### Directions:
Copy out every line of the material below, character for character, apart from the pictures.

#### Source records

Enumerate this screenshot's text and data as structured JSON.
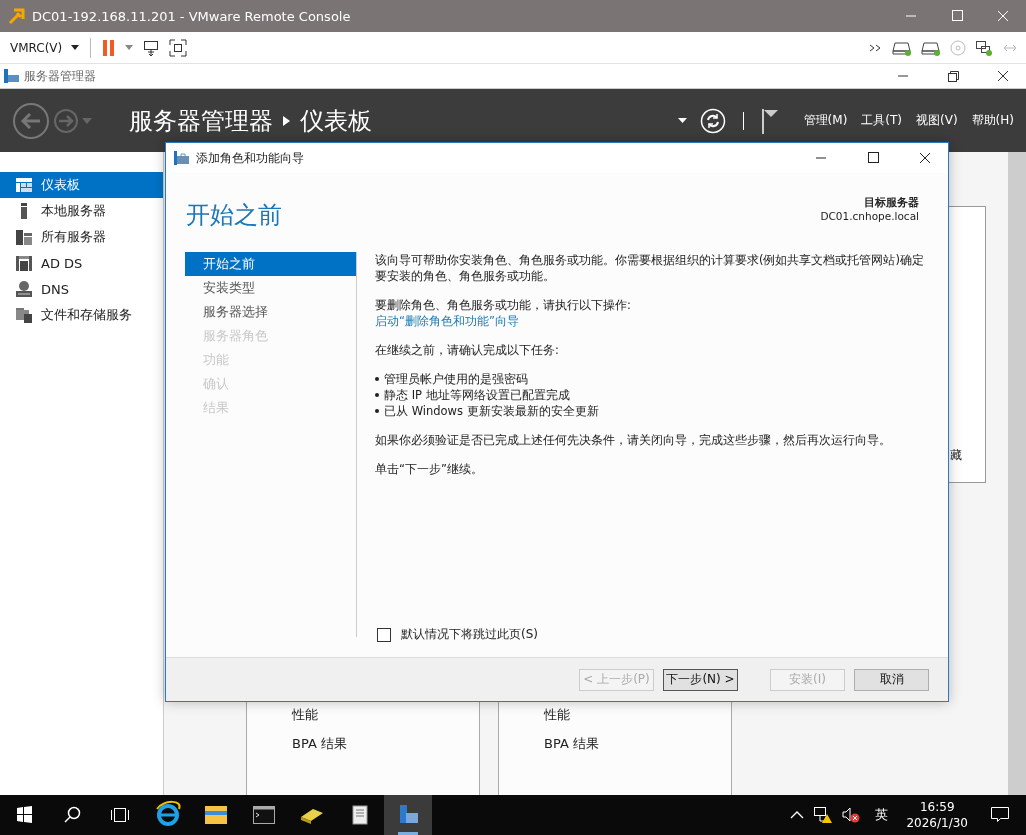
{
  "window": {
    "title": "DC01-192.168.11.201 - VMware Remote Console"
  },
  "vmrc_toolbar": {
    "menu": "VMRC(V)"
  },
  "app": {
    "title": "服务器管理器"
  },
  "header": {
    "breadcrumb": [
      "服务器管理器",
      "仪表板"
    ],
    "menus": [
      "管理(M)",
      "工具(T)",
      "视图(V)",
      "帮助(H)"
    ]
  },
  "sidebar": {
    "items": [
      {
        "label": "仪表板",
        "selected": true,
        "kind": "dashboard"
      },
      {
        "label": "本地服务器",
        "selected": false,
        "kind": "local"
      },
      {
        "label": "所有服务器",
        "selected": false,
        "kind": "all"
      },
      {
        "label": "AD DS",
        "selected": false,
        "kind": "adds"
      },
      {
        "label": "DNS",
        "selected": false,
        "kind": "dns"
      },
      {
        "label": "文件和存储服务",
        "selected": false,
        "kind": "files"
      }
    ]
  },
  "tiles": [
    {
      "rows": [
        "性能",
        "BPA 结果"
      ]
    },
    {
      "rows": [
        "性能",
        "BPA 结果"
      ]
    }
  ],
  "side_tile": {
    "text": "藏"
  },
  "dialog": {
    "title": "添加角色和功能向导",
    "heading": "开始之前",
    "target_label": "目标服务器",
    "target_server": "DC01.cnhope.local",
    "steps": [
      {
        "label": "开始之前",
        "selected": true,
        "disabled": false
      },
      {
        "label": "安装类型",
        "selected": false,
        "disabled": false
      },
      {
        "label": "服务器选择",
        "selected": false,
        "disabled": false
      },
      {
        "label": "服务器角色",
        "selected": false,
        "disabled": true
      },
      {
        "label": "功能",
        "selected": false,
        "disabled": true
      },
      {
        "label": "确认",
        "selected": false,
        "disabled": true
      },
      {
        "label": "结果",
        "selected": false,
        "disabled": true
      }
    ],
    "blocks": [
      [
        {
          "kind": "text",
          "text": "该向导可帮助你安装角色、角色服务或功能。你需要根据组织的计算要求(例如共享文档或托管网站)确定要安装的角色、角色服务或功能。"
        }
      ],
      [
        {
          "kind": "text",
          "text": "要删除角色、角色服务或功能，请执行以下操作:"
        },
        {
          "kind": "link",
          "text": "启动“删除角色和功能”向导"
        }
      ],
      [
        {
          "kind": "text",
          "text": "在继续之前，请确认完成以下任务:"
        }
      ],
      [
        {
          "kind": "bullet",
          "text": "管理员帐户使用的是强密码"
        },
        {
          "kind": "bullet",
          "text": "静态 IP 地址等网络设置已配置完成"
        },
        {
          "kind": "bullet",
          "text": "已从 Windows 更新安装最新的安全更新"
        }
      ],
      [
        {
          "kind": "text",
          "text": "如果你必须验证是否已完成上述任何先决条件，请关闭向导，完成这些步骤，然后再次运行向导。"
        }
      ],
      [
        {
          "kind": "text",
          "text": "单击“下一步”继续。"
        }
      ]
    ],
    "skip_checkbox": {
      "label": "默认情况下将跳过此页(S)",
      "checked": false
    },
    "buttons": [
      {
        "label": "< 上一步(P)",
        "disabled": true,
        "focused": false
      },
      {
        "label": "下一步(N) >",
        "disabled": false,
        "focused": true
      },
      {
        "label": "安装(I)",
        "disabled": true,
        "focused": false
      },
      {
        "label": "取消",
        "disabled": false,
        "focused": false
      }
    ]
  },
  "taskbar": {
    "ime": "英",
    "time": "16:59",
    "date": "2026/1/30"
  }
}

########

### Your solution:
Enumerate this screenshot's text and data as structured JSON.
{
  "window": {
    "title": "DC01-192.168.11.201 - VMware Remote Console"
  },
  "vmrc_toolbar": {
    "menu": "VMRC(V)"
  },
  "app": {
    "title": "服务器管理器"
  },
  "header": {
    "breadcrumb": [
      "服务器管理器",
      "仪表板"
    ],
    "menus": [
      "管理(M)",
      "工具(T)",
      "视图(V)",
      "帮助(H)"
    ]
  },
  "sidebar": {
    "items": [
      {
        "label": "仪表板",
        "selected": true,
        "kind": "dashboard"
      },
      {
        "label": "本地服务器",
        "selected": false,
        "kind": "local"
      },
      {
        "label": "所有服务器",
        "selected": false,
        "kind": "all"
      },
      {
        "label": "AD DS",
        "selected": false,
        "kind": "adds"
      },
      {
        "label": "DNS",
        "selected": false,
        "kind": "dns"
      },
      {
        "label": "文件和存储服务",
        "selected": false,
        "kind": "files"
      }
    ]
  },
  "tiles": [
    {
      "rows": [
        "性能",
        "BPA 结果"
      ]
    },
    {
      "rows": [
        "性能",
        "BPA 结果"
      ]
    }
  ],
  "side_tile": {
    "text": "藏"
  },
  "dialog": {
    "title": "添加角色和功能向导",
    "heading": "开始之前",
    "target_label": "目标服务器",
    "target_server": "DC01.cnhope.local",
    "steps": [
      {
        "label": "开始之前",
        "selected": true,
        "disabled": false
      },
      {
        "label": "安装类型",
        "selected": false,
        "disabled": false
      },
      {
        "label": "服务器选择",
        "selected": false,
        "disabled": false
      },
      {
        "label": "服务器角色",
        "selected": false,
        "disabled": true
      },
      {
        "label": "功能",
        "selected": false,
        "disabled": true
      },
      {
        "label": "确认",
        "selected": false,
        "disabled": true
      },
      {
        "label": "结果",
        "selected": false,
        "disabled": true
      }
    ],
    "blocks": [
      [
        {
          "kind": "text",
          "text": "该向导可帮助你安装角色、角色服务或功能。你需要根据组织的计算要求(例如共享文档或托管网站)确定要安装的角色、角色服务或功能。"
        }
      ],
      [
        {
          "kind": "text",
          "text": "要删除角色、角色服务或功能，请执行以下操作:"
        },
        {
          "kind": "link",
          "text": "启动“删除角色和功能”向导"
        }
      ],
      [
        {
          "kind": "text",
          "text": "在继续之前，请确认完成以下任务:"
        }
      ],
      [
        {
          "kind": "bullet",
          "text": "管理员帐户使用的是强密码"
        },
        {
          "kind": "bullet",
          "text": "静态 IP 地址等网络设置已配置完成"
        },
        {
          "kind": "bullet",
          "text": "已从 Windows 更新安装最新的安全更新"
        }
      ],
      [
        {
          "kind": "text",
          "text": "如果你必须验证是否已完成上述任何先决条件，请关闭向导，完成这些步骤，然后再次运行向导。"
        }
      ],
      [
        {
          "kind": "text",
          "text": "单击“下一步”继续。"
        }
      ]
    ],
    "skip_checkbox": {
      "label": "默认情况下将跳过此页(S)",
      "checked": false
    },
    "buttons": [
      {
        "label": "< 上一步(P)",
        "disabled": true,
        "focused": false
      },
      {
        "label": "下一步(N) >",
        "disabled": false,
        "focused": true
      },
      {
        "label": "安装(I)",
        "disabled": true,
        "focused": false
      },
      {
        "label": "取消",
        "disabled": false,
        "focused": false
      }
    ]
  },
  "taskbar": {
    "ime": "英",
    "time": "16:59",
    "date": "2026/1/30"
  }
}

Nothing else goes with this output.